The only cure for this sort of obsession with any problem is self awareness. It is the only thing that can steer us away from these thoughts and allow us to gain mastery over them, instead of being at their mercy. It is important to realize that sometimes when we are wronged, there isn’t much we could have done to prevent it from happening. Carrying the burden of such a problem into our future will only bring misery to ourselves and prevent us from having honest and meaningful experiences. Sometimes letting go is the best thing we can do for ourselves and our problems.
There are some problems which we, unbeknownst to ourselves, don’t particularly want to solve, but still keep talking about. The reasons for this sort of “psychological inertia” are several.

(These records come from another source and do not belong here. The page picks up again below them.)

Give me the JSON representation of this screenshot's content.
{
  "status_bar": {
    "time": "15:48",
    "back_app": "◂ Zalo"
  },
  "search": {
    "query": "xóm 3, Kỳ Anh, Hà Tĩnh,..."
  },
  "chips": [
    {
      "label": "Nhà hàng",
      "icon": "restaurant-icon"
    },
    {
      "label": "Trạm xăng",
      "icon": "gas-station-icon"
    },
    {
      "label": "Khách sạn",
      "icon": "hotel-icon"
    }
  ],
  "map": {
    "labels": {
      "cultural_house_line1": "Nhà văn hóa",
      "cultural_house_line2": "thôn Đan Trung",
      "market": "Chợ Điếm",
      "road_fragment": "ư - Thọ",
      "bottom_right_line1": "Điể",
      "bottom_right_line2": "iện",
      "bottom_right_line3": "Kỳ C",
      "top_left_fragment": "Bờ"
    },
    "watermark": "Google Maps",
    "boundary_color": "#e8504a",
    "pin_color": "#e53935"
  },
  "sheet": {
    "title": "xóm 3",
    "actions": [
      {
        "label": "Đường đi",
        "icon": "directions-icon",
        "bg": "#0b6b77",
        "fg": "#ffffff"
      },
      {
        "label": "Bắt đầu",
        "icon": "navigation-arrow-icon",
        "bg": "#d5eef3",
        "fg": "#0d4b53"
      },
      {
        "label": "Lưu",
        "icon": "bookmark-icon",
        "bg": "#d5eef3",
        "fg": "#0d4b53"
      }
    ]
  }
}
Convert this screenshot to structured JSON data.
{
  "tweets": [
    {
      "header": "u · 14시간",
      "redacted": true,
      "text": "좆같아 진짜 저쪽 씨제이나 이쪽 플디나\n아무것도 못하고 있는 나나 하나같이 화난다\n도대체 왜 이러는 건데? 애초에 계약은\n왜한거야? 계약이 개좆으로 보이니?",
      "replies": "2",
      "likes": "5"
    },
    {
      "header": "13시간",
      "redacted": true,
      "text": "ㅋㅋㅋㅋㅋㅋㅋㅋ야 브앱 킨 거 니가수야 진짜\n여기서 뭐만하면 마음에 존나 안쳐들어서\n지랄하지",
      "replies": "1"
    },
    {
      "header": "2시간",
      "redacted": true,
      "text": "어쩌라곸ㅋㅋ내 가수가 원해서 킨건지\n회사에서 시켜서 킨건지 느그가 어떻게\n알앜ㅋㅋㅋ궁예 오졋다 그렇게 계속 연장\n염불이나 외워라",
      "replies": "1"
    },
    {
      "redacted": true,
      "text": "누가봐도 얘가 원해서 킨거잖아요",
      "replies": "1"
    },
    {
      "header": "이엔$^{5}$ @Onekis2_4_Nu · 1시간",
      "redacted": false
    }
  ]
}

Sometimes, a problem is so deeply rooted as a part of our identity that we don’t know how to live without it. It has taken up space in our lives for years, has shaped our personality and even though we may be able to acknowledge it for what it is- a problem- we don’t want to part with it. This stems partly from a fear of uncertainty and change. It took my aunt years before she could get separated from her husband who emotionally abused her. She had tried several times but couldn’t bring herself to take the final step because she didn’t know what life would be like without this problem. She was too afraid of facing a reality where this problem was no longer a part of her identity, and had chosen to live in its comfort until it was well past her breaking point. When our problems become such an intrinsic part of who we are, it becomes increasingly difficult to consider parting with them even when we have the solutions right in front of us.
Talking about problems to other people is a good way to make ourselves realize that we are not alone in our miseries. But it also acts as a way for rationalizing our situation to ourselves. It gives us a certain agency over our problems, the fact that we can talk about it means that we also have the capability to fix them whenever we want to. Talking about our problems in a way that seems to make light of them also gives us a false sense of order and having things within our control.
For some people, even if they are talking about problems and not doing anything about it, the process of fixing them is one that is subconsciously very important for them. This is why, when someone else comes and tries to solve their problems for them, they feel robbed of their experience of working their way through the problem. The process of solving the problem is identity forming; it allows us to reflect on our past and present, introspect and grow as individuals. But then again, this inclination of kick-starting the process is not formed until the baggage of the problem is too much to bear and the pain is too acute. This sort of behavior is similar to how we keep storing our excess items in attics and store rooms until they get too crammed for anything else to be kept there. But the process of cleaning up is an integral rite of passage- we come across old albums from our childhood, rags that need to go to the trash immediately, an old favorite sweater that we’ve outgrown. This process of dealing with the pieces of our past is important for us to move on ahead and make space for new experiences.
While there may be plenty of reasons why we tend to hold on to our problems, hanging on to them for longer than we are supposed to is never a good idea. No matter how hard we try to convince ourselves otherwise, they will get the better of us eventually. As stated earlier, self awareness is key. The first step towards solving any problem is acceptance, as cliched as it may sound. When we stop seeing our problems as extensions of ourselves, and start looking at them objectively, it becomes easier to distance ourselves from it. So, while talking about problems, may, at times, be an effective way of getting rid of them; sometimes it takes a little more effort than that to get rid of them.
Featured image source: Google, copyright-free image under Creative Commons License